▸ **Problem**
Within the material that follows, how many lines include the string "data"? Answer with the number and nothing more.

• • • •

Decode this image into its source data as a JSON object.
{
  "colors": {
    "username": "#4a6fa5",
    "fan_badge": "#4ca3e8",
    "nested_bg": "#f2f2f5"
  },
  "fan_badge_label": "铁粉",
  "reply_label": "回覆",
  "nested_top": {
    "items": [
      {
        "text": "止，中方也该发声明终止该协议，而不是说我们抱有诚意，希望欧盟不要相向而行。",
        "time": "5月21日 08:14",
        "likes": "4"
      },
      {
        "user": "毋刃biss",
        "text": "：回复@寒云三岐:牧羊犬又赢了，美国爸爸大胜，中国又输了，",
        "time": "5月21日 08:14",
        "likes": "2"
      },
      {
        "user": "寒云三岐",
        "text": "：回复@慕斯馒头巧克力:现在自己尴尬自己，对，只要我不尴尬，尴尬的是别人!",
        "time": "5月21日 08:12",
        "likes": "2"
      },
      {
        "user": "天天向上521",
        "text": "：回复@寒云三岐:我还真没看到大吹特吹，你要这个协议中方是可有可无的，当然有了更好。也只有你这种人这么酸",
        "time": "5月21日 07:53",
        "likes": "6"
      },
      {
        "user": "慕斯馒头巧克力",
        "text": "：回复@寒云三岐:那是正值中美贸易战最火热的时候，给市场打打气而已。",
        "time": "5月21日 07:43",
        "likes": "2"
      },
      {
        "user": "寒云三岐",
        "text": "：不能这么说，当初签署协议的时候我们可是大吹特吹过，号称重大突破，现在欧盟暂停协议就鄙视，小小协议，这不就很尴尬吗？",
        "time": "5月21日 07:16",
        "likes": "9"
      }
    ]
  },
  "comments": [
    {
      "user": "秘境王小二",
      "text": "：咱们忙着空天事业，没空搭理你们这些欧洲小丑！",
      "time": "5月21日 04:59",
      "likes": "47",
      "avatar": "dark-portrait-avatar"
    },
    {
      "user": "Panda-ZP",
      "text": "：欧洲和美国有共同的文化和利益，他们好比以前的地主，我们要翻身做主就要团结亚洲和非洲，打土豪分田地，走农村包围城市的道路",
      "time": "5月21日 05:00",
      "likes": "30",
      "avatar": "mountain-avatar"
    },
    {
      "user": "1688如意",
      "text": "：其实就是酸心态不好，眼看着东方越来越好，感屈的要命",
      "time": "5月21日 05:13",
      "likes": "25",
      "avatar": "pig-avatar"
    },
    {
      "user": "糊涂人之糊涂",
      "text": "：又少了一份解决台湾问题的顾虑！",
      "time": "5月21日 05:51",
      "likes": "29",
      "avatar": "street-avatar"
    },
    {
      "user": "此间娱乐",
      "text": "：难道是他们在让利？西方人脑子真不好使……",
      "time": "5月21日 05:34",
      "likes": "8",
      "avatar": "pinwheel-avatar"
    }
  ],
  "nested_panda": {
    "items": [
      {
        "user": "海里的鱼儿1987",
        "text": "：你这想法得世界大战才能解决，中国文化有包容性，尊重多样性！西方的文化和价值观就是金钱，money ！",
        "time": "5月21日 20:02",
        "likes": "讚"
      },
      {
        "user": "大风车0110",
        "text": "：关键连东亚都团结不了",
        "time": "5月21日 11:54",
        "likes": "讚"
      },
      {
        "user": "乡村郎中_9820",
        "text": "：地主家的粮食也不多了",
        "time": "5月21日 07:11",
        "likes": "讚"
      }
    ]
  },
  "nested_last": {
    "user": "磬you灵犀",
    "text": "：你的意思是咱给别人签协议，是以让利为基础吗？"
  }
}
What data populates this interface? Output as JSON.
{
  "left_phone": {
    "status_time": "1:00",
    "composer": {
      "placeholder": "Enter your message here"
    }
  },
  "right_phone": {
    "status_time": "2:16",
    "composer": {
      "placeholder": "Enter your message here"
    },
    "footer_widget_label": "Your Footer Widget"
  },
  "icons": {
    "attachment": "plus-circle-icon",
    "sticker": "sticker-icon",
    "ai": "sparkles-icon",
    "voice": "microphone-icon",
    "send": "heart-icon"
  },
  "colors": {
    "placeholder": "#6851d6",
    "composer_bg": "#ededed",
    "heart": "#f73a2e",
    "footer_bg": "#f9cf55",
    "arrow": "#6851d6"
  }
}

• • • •

▸ **Answer below**
2